The papacy should not be viewed as an absolute monarchy but as a reference point for the entire Roman Catholic Church, one of Pope John Paul II's closest aides said in an April 3 interview published by the Milan daily Il Giornale.
"The Pope is not the bishops' ruler, he is a servant of the community," said Cardinal Joseph Ratzinger, prefect of the influential Congregation for the Doctrine of the Faith.
With the role of the papacy sometimes acting as a source of friction between Roman Catholics and other Christian denominations, experts said Ratzinger's latest message may be viewed as a signal of appeasement towards Orthodox Christians. The Cardinal acknowledged as much in the interview.
"Orthodox (Christians) think that the Catholic Church has distorted (the concept of) communion by becoming an absolute monarchy. This is not the case. There exists a community of local Churches which have the Pope as their reference point," Cardinal Ratzinger said.
The Pope himself hinted at a possible debate on the role of the papacy as he announced an extra May 21-24 Consistory. The gathering of Cardinals is expected to discuss ways of achieving greater ecumenism as well as the future of the Roman Catholic Church.
"How can we not remember that the ministry of Peter, the visible principle of unity, constitutes a difficulty for other Churches and ecclesiastical communities?" the Pope said at the time as he quoted one of his previous encyclicals.
The Pontiff is scheduled to travel to Greece, Syria and Malta in May. The Athens leg of the trip the first by a Pope in modern times is seen as an important step towards improving relations between Christians following the Great Schism of the 11th Century.
In the April 3 interview, Cardinal Ratzinger also called for greater consultation and co-operation within the Catholic Church, particularly at the practical rather than theoretical level.
Comment by John Vennari
It is contrary to defined Catholic dogma to purport "the Pope is not the bishops' ruler, he is the servant of the community." Vatican I's Paster Aeternus taught "Peter alone was honored with the true and proper primacy of jurisdiction, to the exclusion of the Apostles, be they considered individually or as a group." The same dogmatic Council called Peter the "Prince of the Apostles", a monarchial term hallowed by tradition. Regarding the monarchial structure of the Church, with the Pope as its head, Pope Saint Pius X, in his 1910 Letter Ex quo condemned the erroneous opinion that the Catholic Church has not been a monarchy from its inception.
The Blessed Mother Herself also confirms the Pope as the bishops' ruler. In May 1930, at Tuy, Our Lady of Fatima told Sister Lucy: "The moment has come in which God asks the Holy Father to make and to order that in union with him and at the same time, all the bishops of the world make the consecration of Russia to My Immaculate Heart" promising to convert it by this means. (Emphasis added)

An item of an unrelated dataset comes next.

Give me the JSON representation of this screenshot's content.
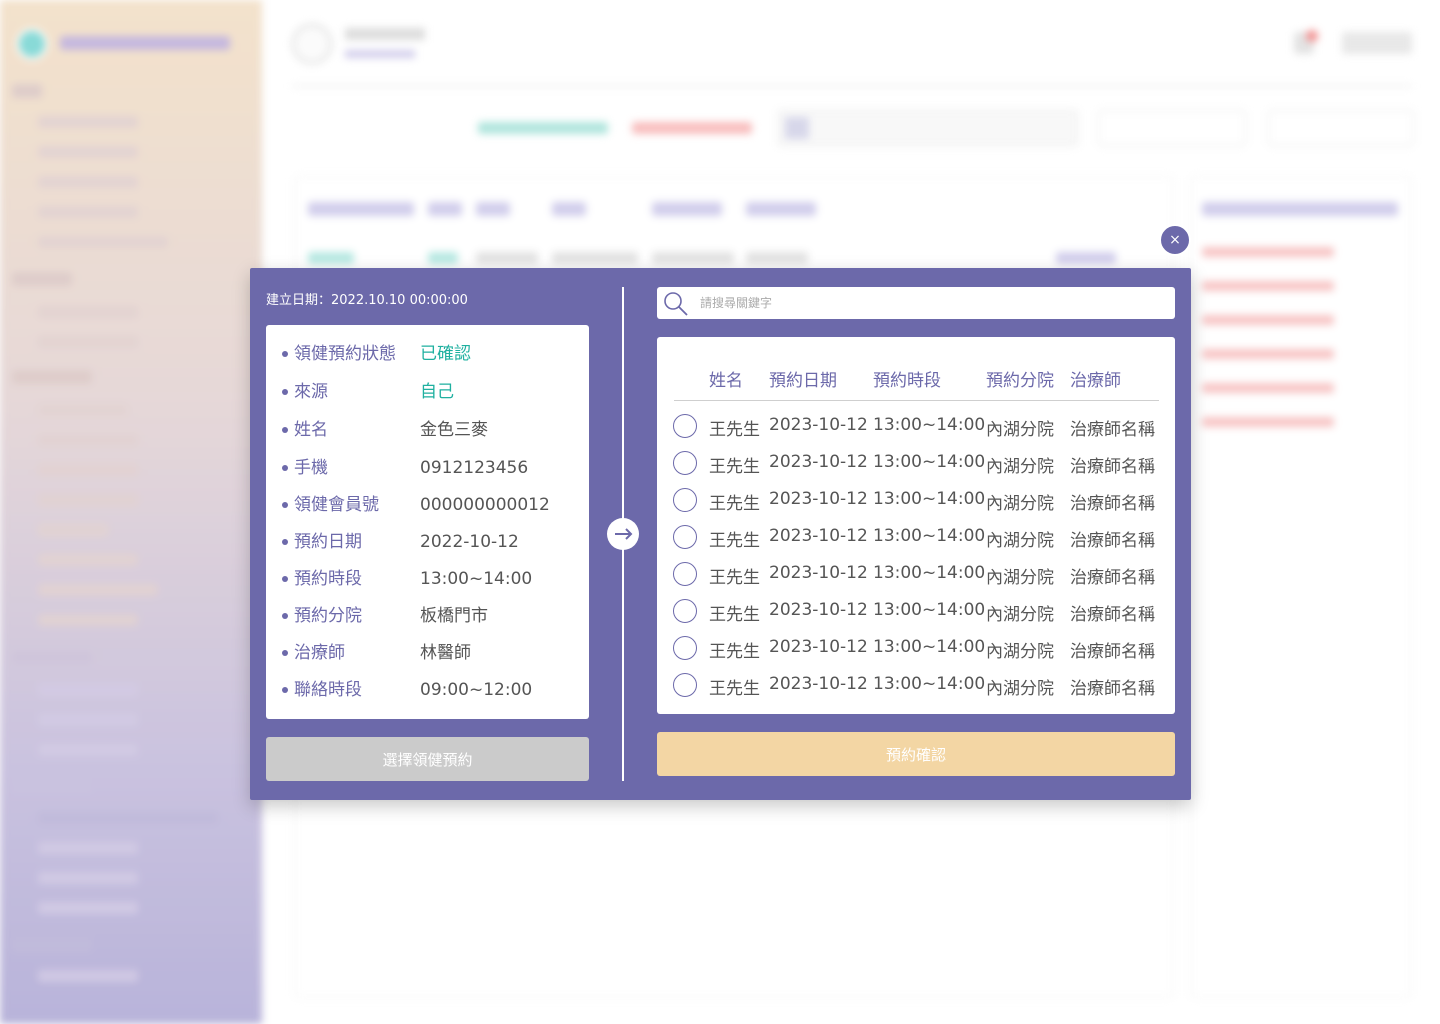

Perhaps this is the reason why the consecration of Russia is not accomplished. Those in the Church's highest places have apparently abandoned belief that the Pope has the right to "rule the bishops" by ordering the Collegial Consecration.

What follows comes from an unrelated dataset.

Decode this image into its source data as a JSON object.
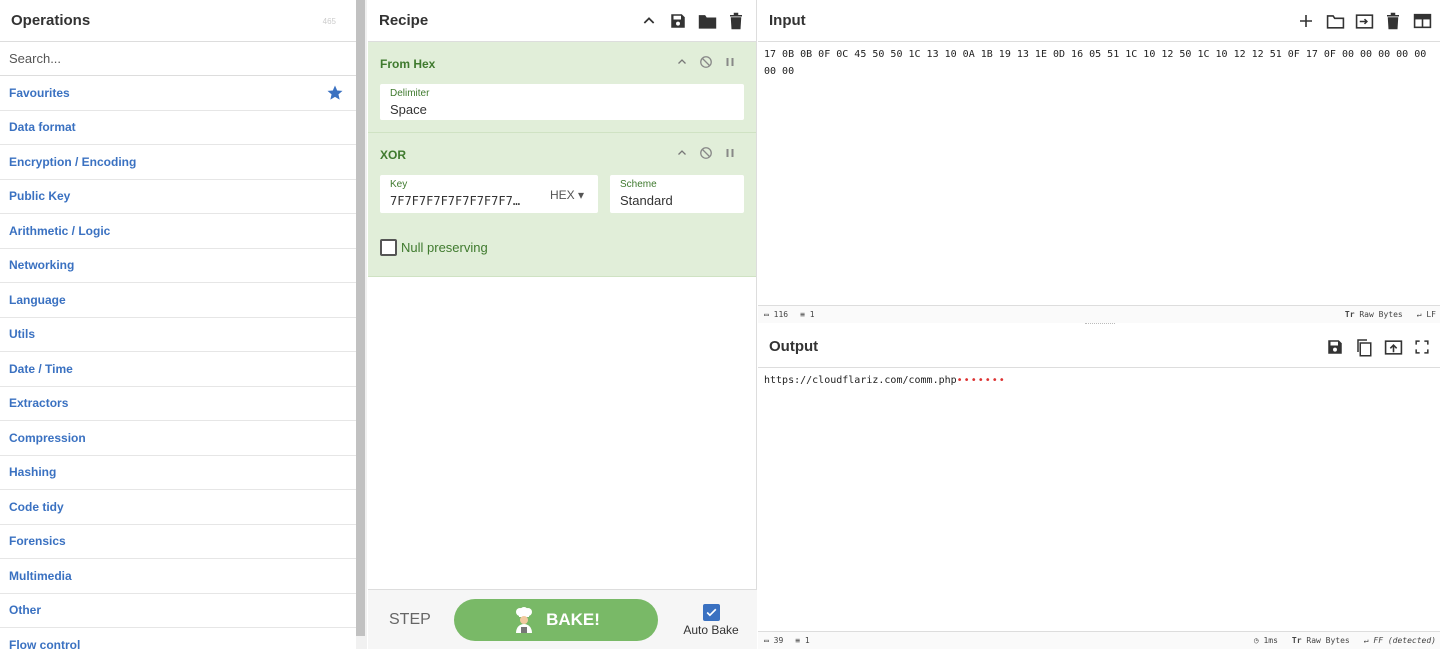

Thus the great irony, the collegial consecration is thwarted by Vatican II's collegiality.